Their work is united by sensitivity to elusive spatial patterns, anatomical flux and a willingness to face the demons of our inorganic times. All three are fleetingly conceptual and abstract at first but glaringly obvious upon further consideration, a dichotomy that keeps them interesting.
In Sensing Place, Ellen George breathes a spacious, colorful spirit into her dangling forms, recalling her early years in Texas. Pieces like Collection of Perfect Moments are sensually draped on the crisp white walls of PDX Contemporary Art like a lei of orchids. In Cotton, it’s as if a high wind has caught a pack of gulls as they drift into the pure white cumulus above.
David Eckard has long been one of Portland’s most consistent artists, merging media in a broad, supple way. He asks himself as many questions as he poses to his audience, all the while remaining poker-faced. Deployment, his 20-year retrospective, showcases many of his sculptural objects, some never seen, and others used in performance-based works such as Scribe (2003), Float (2006) and his latest, ©ardiff (2011), which was also presented at this year’s TBA Festival. The White Box Gallery at the University of Oregon-Portland presents both beguiling works on paper, and video such as L’Homme du Fleuve (2005) and Patter (2009). Here he dabbles with an irrational documentary-style balance of mischief and pomp, showing off the poignant innards of his own process.
Laurie Danial has been underestimated for years. Her new work, under the moniker Control Release Control,
is as stunting as it is stunning. Danial’s style has shifted and
tightened since her last solo show over three years ago. Gone are the
looser, chaotic drips, replaced by solid forms that have been broken and
toyed with. Print work like Scope and Open Close makes impressive use of the vestiges of gaming culture and architectural rendering. She has also upped the scale of the work Between a Rock and a Hunk,
a formidable diptych in oils measuring 7 1/2 feet long. Aside from its
natural forms, slabs and frills, it is the hidden message that permeates
the subliminal world of this big, bold beauty.

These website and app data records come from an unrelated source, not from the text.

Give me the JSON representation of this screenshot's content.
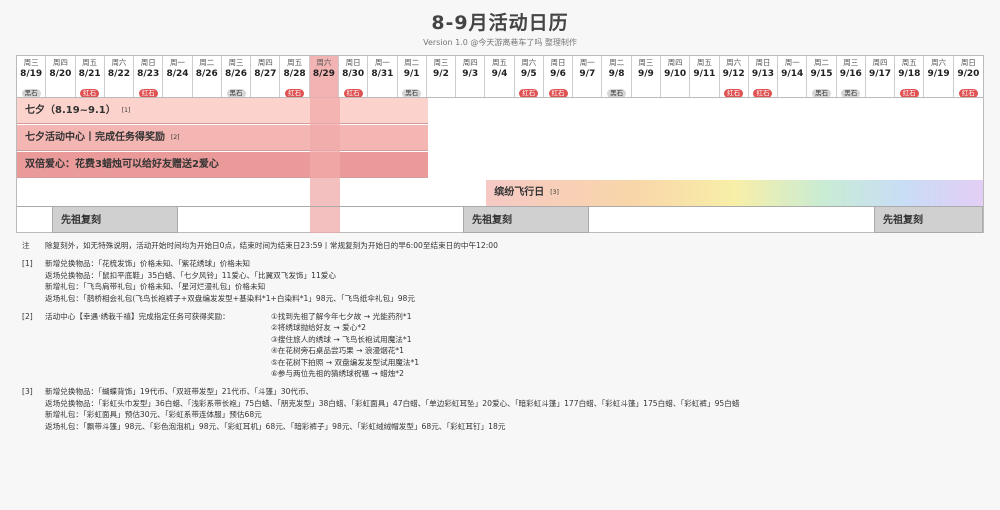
{
  "title": "8-9月活动日历",
  "subtitle": "Version 1.0 @今天游离巷车了吗 整理制作",
  "days": [
    {
      "w": "周三",
      "d": "8/19",
      "b": "黑石",
      "t": "black"
    },
    {
      "w": "周四",
      "d": "8/20",
      "b": "",
      "t": ""
    },
    {
      "w": "周五",
      "d": "8/21",
      "b": "红石",
      "t": "red"
    },
    {
      "w": "周六",
      "d": "8/22",
      "b": "",
      "t": ""
    },
    {
      "w": "周日",
      "d": "8/23",
      "b": "红石",
      "t": "red"
    },
    {
      "w": "周一",
      "d": "8/24",
      "b": "",
      "t": ""
    },
    {
      "w": "周二",
      "d": "8/26",
      "b": "",
      "t": ""
    },
    {
      "w": "周三",
      "d": "8/26",
      "b": "黑石",
      "t": "black"
    },
    {
      "w": "周四",
      "d": "8/27",
      "b": "",
      "t": ""
    },
    {
      "w": "周五",
      "d": "8/28",
      "b": "红石",
      "t": "red"
    },
    {
      "w": "周六",
      "d": "8/29",
      "b": "",
      "t": ""
    },
    {
      "w": "周日",
      "d": "8/30",
      "b": "红石",
      "t": "red"
    },
    {
      "w": "周一",
      "d": "8/31",
      "b": "",
      "t": ""
    },
    {
      "w": "周二",
      "d": "9/1",
      "b": "黑石",
      "t": "black"
    },
    {
      "w": "周三",
      "d": "9/2",
      "b": "",
      "t": ""
    },
    {
      "w": "周四",
      "d": "9/3",
      "b": "",
      "t": ""
    },
    {
      "w": "周五",
      "d": "9/4",
      "b": "",
      "t": ""
    },
    {
      "w": "周六",
      "d": "9/5",
      "b": "红石",
      "t": "red"
    },
    {
      "w": "周日",
      "d": "9/6",
      "b": "红石",
      "t": "red"
    },
    {
      "w": "周一",
      "d": "9/7",
      "b": "",
      "t": ""
    },
    {
      "w": "周二",
      "d": "9/8",
      "b": "黑石",
      "t": "black"
    },
    {
      "w": "周三",
      "d": "9/9",
      "b": "",
      "t": ""
    },
    {
      "w": "周四",
      "d": "9/10",
      "b": "",
      "t": ""
    },
    {
      "w": "周五",
      "d": "9/11",
      "b": "",
      "t": ""
    },
    {
      "w": "周六",
      "d": "9/12",
      "b": "红石",
      "t": "red"
    },
    {
      "w": "周日",
      "d": "9/13",
      "b": "红石",
      "t": "red"
    },
    {
      "w": "周一",
      "d": "9/14",
      "b": "",
      "t": ""
    },
    {
      "w": "周二",
      "d": "9/15",
      "b": "黑石",
      "t": "black"
    },
    {
      "w": "周三",
      "d": "9/16",
      "b": "黑石",
      "t": "black"
    },
    {
      "w": "周四",
      "d": "9/17",
      "b": "",
      "t": ""
    },
    {
      "w": "周五",
      "d": "9/18",
      "b": "红石",
      "t": "red"
    },
    {
      "w": "周六",
      "d": "9/19",
      "b": "",
      "t": ""
    },
    {
      "w": "周日",
      "d": "9/20",
      "b": "红石",
      "t": "red"
    }
  ],
  "highlight_index": 10,
  "events": {
    "qixi": "七夕（8.19~9.1）",
    "qixi_ref": "[1]",
    "center": "七夕活动中心丨完成任务得奖励",
    "center_ref": "[2]",
    "double": "双倍爱心：花费3蜡烛可以给好友赠送2爱心",
    "fly": "缤纷飞行日",
    "fly_ref": "[3]",
    "ancestor": "先祖复刻"
  },
  "notes": {
    "note_mark": "注",
    "note_text": "除复刻外，如无特殊说明，活动开始时间均为开始日0点，结束时间为结束日23:59丨常规复刻为开始日的早6:00至结束日的中午12:00",
    "n1_mark": "[1]",
    "n1": [
      "新增兑换物品：「花梳发饰」价格未知、「紫花绣球」价格未知",
      "返场兑换物品：「鼠扣平底鞋」35白蜡、「七夕风铃」11爱心、「比翼双飞发饰」11爱心",
      "新增礼包：「飞鸟肩带礼包」价格未知、「星河烂漫礼包」价格未知",
      "返场礼包：「鹊桥相会礼包(飞鸟长袍裤子+双盘编发发型+基染料*1+白染料*1」98元、「飞鸟纸伞礼包」98元"
    ],
    "n2_mark": "[2]",
    "n2_head": "活动中心【幸遇·绣栽千禧】完成指定任务可获得奖励：",
    "n2": [
      "①找到先祖了解今年七夕故 → 光能药剂*1",
      "②将绣球抛给好友 → 爱心*2",
      "③搜住旅人的绣球 → 飞鸟长袍试用魔法*1",
      "④在花树旁石桌品尝巧果 → 浪漫烟花*1",
      "⑤在花树下拍照 → 双盘编发发型试用魔法*1",
      "⑥参与两位先祖的猜绣球祝福 → 蜡烛*2"
    ],
    "n3_mark": "[3]",
    "n3": [
      "新增兑换物品：「蝴蝶背饰」19代币、「双班带发型」21代币、「斗篷」30代币、",
      "返场兑换物品：「彩虹头巾发型」36白蜡、「浅彩系带长袍」75白蜡、「朋克发型」38白蜡、「彩虹面具」47白蜡、「单边彩虹耳坠」20爱心、「暗彩虹斗篷」177白蜡、「彩虹斗篷」175白蜡、「彩虹裤」95白蜡",
      "新增礼包：「彩虹面具」预估30元、「彩虹系带连体服」预估68元",
      "返场礼包：「飘带斗篷」98元、「彩色泡泡机」98元、「彩虹耳机」68元、「暗彩裤子」98元、「彩虹绒绒帽发型」68元、「彩虹耳钉」18元"
    ]
  }
}
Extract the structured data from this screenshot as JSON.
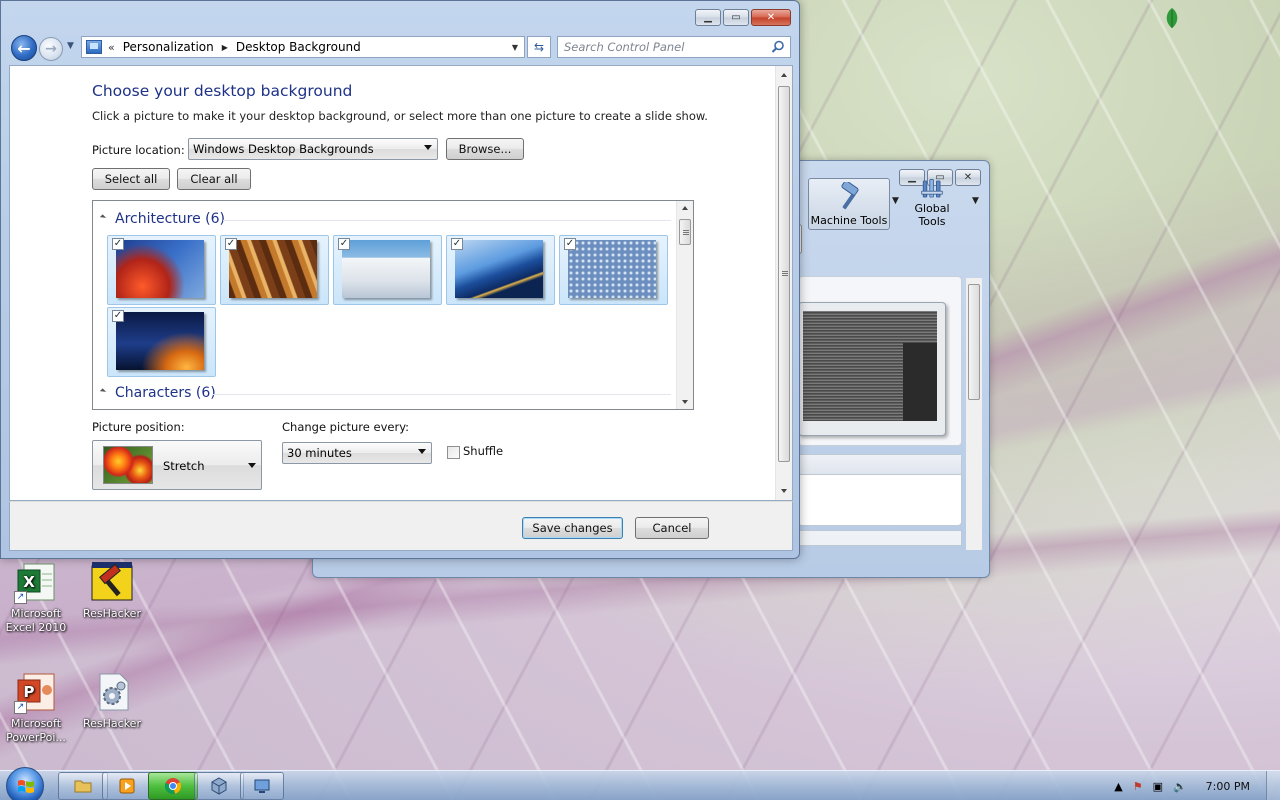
{
  "main_window": {
    "breadcrumb": {
      "root_chevron": "«",
      "items": [
        "Personalization",
        "Desktop Background"
      ]
    },
    "search_placeholder": "Search Control Panel",
    "heading": "Choose your desktop background",
    "instructions": "Click a picture to make it your desktop background, or select more than one picture to create a slide show.",
    "picture_location_label": "Picture location:",
    "picture_location_value": "Windows Desktop Backgrounds",
    "browse_label": "Browse...",
    "select_all_label": "Select all",
    "clear_all_label": "Clear all",
    "groups": [
      {
        "name": "Architecture (6)",
        "thumbs": [
          true,
          true,
          true,
          true,
          true,
          true
        ]
      },
      {
        "name": "Characters (6)"
      }
    ],
    "picture_position_label": "Picture position:",
    "picture_position_value": "Stretch",
    "change_every_label": "Change picture every:",
    "change_every_value": "30 minutes",
    "shuffle_label": "Shuffle",
    "shuffle_checked": false,
    "save_label": "Save changes",
    "cancel_label": "Cancel",
    "check_glyph": "✓"
  },
  "background_window": {
    "machine_tools_label": "Machine Tools",
    "global_tools_label": "Global Tools"
  },
  "desktop_icons": [
    {
      "label": "Microsoft Excel 2010"
    },
    {
      "label": "ResHacker"
    },
    {
      "label": "Microsoft PowerPoi..."
    },
    {
      "label": "ResHacker"
    }
  ],
  "taskbar": {
    "clock": "7:00 PM"
  },
  "colors": {
    "heading": "#1e3287",
    "window_frame": "#b9cde8",
    "close_button": "#c3412a"
  }
}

SEE IT: Ellen George’s Sensing Place at PDX Contemporary Art, 925 NW Flanders St., 222-0063, closes Nov. 26. David Eckard’s Deployment at the White Box Gallery at the University of Oregon-Portland, 24 NW 1st Ave., 412-3689, closes Nov. 12. Laurie Danial’s Control Release Control at Froelick Gallery, 714 NW Davis St., 222-1142, closes Dec. 17.